“This proposed sale will contribute to the foreign policy and national security of the United States by helping to improve the security of a friendly country that has been and continues to be an important force for political stability and economic progress in the Middle East,” the DSCA said in a statement.

However, West said that although “America must continue to stand with the Egyptian people and encourage them to build their own democracy with new political parties and freedoms…we must exercise caution with regard to military sales and support to the Egyptian government until a government is formed absent of the radical elements of the Muslim Brotherhood that will maintain active peace with Israel.”

He described the Muslim Brotherhood as being “one of the greatest threats to Egyptian stability, as well as to regional stability,” adding that, “if given control of the country, the Muslim Brotherhood would nominate its own candidates and turn Egypt into a radical Islamic state.”

West sent the letter to Buck McKeon, the House Armed Services Committee chairman. Copies of the letter also were provided to House Speaker John Boehner and other House leaders.

At the end of last month the United States said it had decided to resume formal contacts with the Muslim Brotherhood in Egypt, in a step that reflects the Islamist group’s growing political weight but that is almost certain to upset Israel and its US backers.
“The political landscape in Egypt has changed, and is changing,” said a senior official, who spoke on condition of anonymity. “It is in our interests to engage with all of the parties that are competing for parliament or the presidency.”

There is no US legal prohibition against dealing with the Muslim Brotherhood itself, which long ago renounced violence as a means to achieve political change in Egypt and which is not regarded by Washington as a foreign terrorist organisation.

But other sympathetic groups, such as Hamas, which identifies the Brotherhood as its spiritual guide, have not disavowed violence against the state of Israel.

The result has been a dilemma for the Obama administration. Former officials and analysts said it has little choice but to engage the Brotherhood directly, given its political prominence after the February 11 downfall of former President Hosni Mubarak.

Egypt has a large tank force and operates one of the world’s largest M1 fleets. According to the IISS’s 2010 The Military Balance, Egypt has more than 3 700 main battle tanks, including 973 M1A1s, 850 M60A3s, 300 M60A1s and 260 Ramses II (upgraded T-54/55s). In addition, the Egyptian Army has a further 500 T-62s and 840 T-54/55s in storage.

Co-production of the M1 began in 1988 when Egypt set up Tank Assembly Plant 200 in Helwan. Co-production involves kit assembly in Egypt and the production of sensitive items such as armour in the United States.

The prime contractors for the contract will be General Dynamics, Honeywell International Incorporated and Allison Transmission Motors. Around 60% of Egypt’s Abrams have been produced in the United States and the rest inside the north African nation.

It is not clear how Egypt will pay for the 125 new tanks – in the past it has used some of its Foreign Military Assistance money from the United States to do so. Egypt has received over US$36 billion in US military aid since in 1979 when it made peace with Israel, and currently receives US$1.3 billion each year.

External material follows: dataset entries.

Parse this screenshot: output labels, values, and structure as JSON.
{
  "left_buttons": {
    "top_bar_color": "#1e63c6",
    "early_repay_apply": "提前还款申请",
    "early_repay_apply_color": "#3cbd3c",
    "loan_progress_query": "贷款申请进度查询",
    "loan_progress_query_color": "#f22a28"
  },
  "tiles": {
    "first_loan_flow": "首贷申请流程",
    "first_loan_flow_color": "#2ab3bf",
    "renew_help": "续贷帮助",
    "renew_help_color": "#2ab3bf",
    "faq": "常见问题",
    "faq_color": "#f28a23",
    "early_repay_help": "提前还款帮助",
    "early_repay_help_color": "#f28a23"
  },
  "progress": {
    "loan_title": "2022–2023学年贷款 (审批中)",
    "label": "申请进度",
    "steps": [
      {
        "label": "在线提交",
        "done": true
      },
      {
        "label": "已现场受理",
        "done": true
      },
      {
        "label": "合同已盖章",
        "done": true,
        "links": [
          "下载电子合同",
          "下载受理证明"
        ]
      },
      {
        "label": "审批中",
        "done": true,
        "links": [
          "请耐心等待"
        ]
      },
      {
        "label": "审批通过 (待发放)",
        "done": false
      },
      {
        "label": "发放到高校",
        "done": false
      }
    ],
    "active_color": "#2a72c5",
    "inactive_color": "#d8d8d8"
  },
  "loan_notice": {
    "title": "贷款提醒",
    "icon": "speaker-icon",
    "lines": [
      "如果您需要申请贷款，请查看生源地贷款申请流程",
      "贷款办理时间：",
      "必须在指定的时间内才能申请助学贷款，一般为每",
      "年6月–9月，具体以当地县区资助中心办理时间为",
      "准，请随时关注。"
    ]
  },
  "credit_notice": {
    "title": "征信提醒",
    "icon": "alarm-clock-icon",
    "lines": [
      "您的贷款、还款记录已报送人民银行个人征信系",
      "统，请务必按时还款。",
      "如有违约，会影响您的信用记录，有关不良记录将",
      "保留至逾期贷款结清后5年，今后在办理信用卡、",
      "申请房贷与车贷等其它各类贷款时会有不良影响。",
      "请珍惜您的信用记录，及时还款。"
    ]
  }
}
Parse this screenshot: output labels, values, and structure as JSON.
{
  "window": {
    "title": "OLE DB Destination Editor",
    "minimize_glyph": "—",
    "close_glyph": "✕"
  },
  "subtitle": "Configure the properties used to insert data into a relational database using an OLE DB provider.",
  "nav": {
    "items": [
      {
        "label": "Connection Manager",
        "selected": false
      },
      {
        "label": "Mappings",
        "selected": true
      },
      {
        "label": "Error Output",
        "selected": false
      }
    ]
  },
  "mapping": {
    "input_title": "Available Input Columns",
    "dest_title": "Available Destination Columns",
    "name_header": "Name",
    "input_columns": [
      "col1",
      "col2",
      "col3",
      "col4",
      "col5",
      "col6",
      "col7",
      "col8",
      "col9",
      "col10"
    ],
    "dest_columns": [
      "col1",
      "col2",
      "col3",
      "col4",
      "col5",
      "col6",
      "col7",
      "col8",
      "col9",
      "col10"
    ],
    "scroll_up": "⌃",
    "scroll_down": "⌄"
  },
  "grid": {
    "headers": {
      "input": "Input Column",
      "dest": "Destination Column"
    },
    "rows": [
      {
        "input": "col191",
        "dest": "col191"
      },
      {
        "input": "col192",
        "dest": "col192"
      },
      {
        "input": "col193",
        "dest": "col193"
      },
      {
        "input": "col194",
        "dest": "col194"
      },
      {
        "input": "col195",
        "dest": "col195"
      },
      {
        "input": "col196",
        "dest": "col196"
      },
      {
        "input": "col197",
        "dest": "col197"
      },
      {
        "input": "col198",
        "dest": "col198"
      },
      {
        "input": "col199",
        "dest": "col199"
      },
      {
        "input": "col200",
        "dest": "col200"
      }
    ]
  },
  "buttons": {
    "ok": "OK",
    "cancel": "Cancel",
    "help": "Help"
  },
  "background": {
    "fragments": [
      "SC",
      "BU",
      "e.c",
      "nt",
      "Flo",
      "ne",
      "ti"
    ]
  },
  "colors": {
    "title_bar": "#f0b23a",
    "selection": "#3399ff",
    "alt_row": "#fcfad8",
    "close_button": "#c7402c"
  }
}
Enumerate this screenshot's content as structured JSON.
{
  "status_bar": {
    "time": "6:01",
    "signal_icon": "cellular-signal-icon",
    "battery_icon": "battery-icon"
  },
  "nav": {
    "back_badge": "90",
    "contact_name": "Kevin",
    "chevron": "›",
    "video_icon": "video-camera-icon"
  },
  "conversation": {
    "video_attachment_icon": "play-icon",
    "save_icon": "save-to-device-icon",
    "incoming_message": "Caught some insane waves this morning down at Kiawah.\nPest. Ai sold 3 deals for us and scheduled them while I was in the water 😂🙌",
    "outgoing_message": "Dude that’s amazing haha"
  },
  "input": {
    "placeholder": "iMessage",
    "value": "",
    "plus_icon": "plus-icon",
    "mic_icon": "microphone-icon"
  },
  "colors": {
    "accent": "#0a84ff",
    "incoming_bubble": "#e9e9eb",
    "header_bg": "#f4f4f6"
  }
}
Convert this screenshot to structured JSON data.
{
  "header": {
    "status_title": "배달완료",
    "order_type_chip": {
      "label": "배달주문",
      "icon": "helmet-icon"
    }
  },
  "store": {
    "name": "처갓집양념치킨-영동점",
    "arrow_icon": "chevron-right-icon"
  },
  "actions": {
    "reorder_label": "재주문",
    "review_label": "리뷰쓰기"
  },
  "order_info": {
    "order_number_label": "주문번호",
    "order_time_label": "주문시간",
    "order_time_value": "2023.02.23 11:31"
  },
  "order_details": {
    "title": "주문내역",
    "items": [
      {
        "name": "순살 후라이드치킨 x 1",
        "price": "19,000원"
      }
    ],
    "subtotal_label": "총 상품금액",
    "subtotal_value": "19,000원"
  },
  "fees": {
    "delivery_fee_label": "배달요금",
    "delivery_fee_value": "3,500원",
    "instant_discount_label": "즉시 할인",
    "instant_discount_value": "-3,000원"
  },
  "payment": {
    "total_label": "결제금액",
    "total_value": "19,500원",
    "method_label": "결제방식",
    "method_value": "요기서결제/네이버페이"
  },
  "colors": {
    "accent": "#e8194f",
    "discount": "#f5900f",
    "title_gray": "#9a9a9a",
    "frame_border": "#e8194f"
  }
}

Although Egypt has requested the additional 125 Abrams, it does not mean the sale will go through. By law, the US government is required to notify Congress of any foreign military sale over a certain value. Depending on the country and the sale, Congress has between 15 and 30 days to block the sale by a joint resolution of disapproval, Defence News reports.

To date, no sale has ever been blocked by this method, although Congress came very close during the 1980s with an arms sale to Saudi Arabia. Congress can also pass legislation to stop or modify sales at any time up to the point of delivery.